===== Records =====

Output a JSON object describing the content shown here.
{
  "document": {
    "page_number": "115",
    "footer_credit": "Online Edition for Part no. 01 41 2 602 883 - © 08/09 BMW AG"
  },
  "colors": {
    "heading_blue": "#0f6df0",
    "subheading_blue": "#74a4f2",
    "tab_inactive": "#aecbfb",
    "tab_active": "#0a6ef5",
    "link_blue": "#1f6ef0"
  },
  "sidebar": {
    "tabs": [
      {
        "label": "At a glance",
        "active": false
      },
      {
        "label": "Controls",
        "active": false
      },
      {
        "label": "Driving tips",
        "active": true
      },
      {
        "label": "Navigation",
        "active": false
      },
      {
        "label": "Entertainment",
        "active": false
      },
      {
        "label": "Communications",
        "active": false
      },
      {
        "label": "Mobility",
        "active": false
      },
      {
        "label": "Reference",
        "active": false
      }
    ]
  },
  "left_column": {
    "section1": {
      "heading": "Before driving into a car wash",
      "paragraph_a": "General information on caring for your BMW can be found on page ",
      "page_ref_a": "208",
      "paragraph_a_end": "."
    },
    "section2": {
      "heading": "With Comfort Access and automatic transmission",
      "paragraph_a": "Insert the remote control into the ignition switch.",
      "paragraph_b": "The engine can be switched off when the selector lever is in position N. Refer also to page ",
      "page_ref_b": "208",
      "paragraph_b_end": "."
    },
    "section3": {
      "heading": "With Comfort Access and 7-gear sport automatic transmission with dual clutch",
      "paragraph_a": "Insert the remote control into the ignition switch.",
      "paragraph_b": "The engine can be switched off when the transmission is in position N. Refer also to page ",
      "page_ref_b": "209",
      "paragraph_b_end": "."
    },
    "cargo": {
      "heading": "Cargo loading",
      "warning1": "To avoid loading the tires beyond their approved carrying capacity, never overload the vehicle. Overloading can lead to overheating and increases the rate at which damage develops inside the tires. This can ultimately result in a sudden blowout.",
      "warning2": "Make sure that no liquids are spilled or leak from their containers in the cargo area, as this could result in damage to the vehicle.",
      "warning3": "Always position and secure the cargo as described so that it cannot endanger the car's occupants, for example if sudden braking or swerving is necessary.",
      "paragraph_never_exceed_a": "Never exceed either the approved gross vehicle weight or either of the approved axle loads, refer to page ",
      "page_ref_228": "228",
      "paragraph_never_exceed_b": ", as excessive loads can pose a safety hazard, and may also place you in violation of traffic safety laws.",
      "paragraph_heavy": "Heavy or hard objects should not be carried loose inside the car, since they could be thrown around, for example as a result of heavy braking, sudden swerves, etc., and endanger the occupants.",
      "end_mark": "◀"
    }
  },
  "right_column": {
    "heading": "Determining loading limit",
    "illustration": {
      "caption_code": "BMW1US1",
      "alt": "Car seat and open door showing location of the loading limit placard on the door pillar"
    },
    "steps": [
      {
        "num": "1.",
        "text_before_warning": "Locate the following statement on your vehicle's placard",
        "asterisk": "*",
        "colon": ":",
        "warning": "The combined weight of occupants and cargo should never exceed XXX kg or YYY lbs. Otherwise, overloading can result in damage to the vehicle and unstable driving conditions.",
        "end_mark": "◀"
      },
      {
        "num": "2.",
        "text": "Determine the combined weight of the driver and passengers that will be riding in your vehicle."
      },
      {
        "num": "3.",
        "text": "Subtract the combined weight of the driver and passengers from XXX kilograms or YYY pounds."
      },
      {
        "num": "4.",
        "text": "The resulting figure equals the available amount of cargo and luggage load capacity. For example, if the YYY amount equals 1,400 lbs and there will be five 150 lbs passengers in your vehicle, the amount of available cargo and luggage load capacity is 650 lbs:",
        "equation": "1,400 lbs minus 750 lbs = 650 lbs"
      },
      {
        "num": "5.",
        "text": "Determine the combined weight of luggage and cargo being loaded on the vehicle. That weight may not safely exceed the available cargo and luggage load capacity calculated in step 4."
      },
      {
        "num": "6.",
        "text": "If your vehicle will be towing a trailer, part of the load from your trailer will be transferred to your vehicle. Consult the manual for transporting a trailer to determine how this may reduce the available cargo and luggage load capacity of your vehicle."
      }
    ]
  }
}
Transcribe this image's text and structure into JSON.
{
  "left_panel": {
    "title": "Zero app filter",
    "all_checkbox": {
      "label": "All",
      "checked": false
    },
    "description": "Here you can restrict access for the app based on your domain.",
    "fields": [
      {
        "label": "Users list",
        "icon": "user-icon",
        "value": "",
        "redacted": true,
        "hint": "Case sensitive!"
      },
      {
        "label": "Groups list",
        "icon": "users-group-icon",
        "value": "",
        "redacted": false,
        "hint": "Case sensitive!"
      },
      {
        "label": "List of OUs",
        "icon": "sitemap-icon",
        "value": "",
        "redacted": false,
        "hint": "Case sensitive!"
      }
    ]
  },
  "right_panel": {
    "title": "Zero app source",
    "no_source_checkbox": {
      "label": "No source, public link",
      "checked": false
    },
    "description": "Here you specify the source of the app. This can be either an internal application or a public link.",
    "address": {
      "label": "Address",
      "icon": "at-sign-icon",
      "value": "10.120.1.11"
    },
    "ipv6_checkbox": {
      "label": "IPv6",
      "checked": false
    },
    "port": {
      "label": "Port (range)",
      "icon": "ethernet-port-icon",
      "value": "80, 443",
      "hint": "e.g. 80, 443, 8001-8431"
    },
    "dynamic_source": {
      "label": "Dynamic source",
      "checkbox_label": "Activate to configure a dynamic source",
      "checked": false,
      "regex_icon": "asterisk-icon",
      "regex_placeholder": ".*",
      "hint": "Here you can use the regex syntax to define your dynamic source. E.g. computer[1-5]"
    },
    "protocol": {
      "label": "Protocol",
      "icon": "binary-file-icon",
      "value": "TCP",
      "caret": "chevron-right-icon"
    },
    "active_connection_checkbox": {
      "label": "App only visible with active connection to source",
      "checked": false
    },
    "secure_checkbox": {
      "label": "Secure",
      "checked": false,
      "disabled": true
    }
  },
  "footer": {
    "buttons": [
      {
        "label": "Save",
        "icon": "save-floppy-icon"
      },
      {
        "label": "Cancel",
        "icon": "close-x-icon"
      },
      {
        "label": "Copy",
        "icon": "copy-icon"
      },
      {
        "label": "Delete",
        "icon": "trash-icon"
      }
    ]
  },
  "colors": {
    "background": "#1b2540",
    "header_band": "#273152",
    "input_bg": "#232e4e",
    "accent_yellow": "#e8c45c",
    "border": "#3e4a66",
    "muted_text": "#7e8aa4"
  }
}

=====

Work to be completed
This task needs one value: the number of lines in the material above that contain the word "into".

Response area
4